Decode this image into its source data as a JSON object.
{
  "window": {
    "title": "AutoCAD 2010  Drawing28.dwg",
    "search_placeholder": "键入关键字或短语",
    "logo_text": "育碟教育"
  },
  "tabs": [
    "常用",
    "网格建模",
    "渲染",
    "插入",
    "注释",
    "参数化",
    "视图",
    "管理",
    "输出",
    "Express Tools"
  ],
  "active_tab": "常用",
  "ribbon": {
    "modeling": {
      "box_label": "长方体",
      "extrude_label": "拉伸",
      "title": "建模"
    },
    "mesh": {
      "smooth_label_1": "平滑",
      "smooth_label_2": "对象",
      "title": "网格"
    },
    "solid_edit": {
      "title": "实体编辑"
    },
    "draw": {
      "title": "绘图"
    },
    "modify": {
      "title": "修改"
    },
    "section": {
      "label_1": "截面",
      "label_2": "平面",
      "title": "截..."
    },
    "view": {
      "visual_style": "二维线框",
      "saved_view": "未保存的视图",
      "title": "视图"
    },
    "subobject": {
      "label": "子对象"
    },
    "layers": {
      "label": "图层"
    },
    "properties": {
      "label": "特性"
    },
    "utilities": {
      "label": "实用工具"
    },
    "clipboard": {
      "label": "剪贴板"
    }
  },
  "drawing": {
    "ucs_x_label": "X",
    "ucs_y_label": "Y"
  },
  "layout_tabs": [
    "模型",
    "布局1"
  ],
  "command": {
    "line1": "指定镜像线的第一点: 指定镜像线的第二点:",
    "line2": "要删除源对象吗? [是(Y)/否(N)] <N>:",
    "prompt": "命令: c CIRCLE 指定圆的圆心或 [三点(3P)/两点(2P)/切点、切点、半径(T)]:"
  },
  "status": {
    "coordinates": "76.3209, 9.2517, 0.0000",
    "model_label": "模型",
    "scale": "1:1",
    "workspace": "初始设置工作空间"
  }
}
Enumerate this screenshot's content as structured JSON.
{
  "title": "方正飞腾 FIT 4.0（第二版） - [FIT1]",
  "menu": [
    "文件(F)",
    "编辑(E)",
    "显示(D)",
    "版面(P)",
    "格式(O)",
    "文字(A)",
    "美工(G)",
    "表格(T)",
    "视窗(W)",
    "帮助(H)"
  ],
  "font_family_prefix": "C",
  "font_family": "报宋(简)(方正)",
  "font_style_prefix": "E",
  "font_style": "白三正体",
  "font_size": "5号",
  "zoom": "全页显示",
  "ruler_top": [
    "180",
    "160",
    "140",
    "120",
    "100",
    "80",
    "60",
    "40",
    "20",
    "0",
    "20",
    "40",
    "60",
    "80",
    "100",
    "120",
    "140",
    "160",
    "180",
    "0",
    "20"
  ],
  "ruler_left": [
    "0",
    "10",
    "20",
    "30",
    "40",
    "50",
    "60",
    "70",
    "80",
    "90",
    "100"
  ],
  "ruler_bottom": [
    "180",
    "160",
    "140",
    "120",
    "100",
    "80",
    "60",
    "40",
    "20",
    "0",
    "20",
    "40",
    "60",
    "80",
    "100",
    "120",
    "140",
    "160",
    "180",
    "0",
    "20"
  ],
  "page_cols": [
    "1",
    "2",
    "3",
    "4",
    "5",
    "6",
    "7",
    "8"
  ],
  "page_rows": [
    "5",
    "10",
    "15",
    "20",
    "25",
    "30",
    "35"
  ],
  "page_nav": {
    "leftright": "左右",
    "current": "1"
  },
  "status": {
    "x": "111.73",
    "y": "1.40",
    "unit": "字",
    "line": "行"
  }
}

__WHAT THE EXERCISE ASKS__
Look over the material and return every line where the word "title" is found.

__ANSWER__
    "title": "AutoCAD 2010  Drawing28.dwg",
      "title": "建模"
      "title": "网格"
      "title": "实体编辑"
      "title": "绘图"
      "title": "修改"
      "title": "截..."
      "title": "视图"
  "title": "方正飞腾 FIT 4.0（第二版） - [FIT1]",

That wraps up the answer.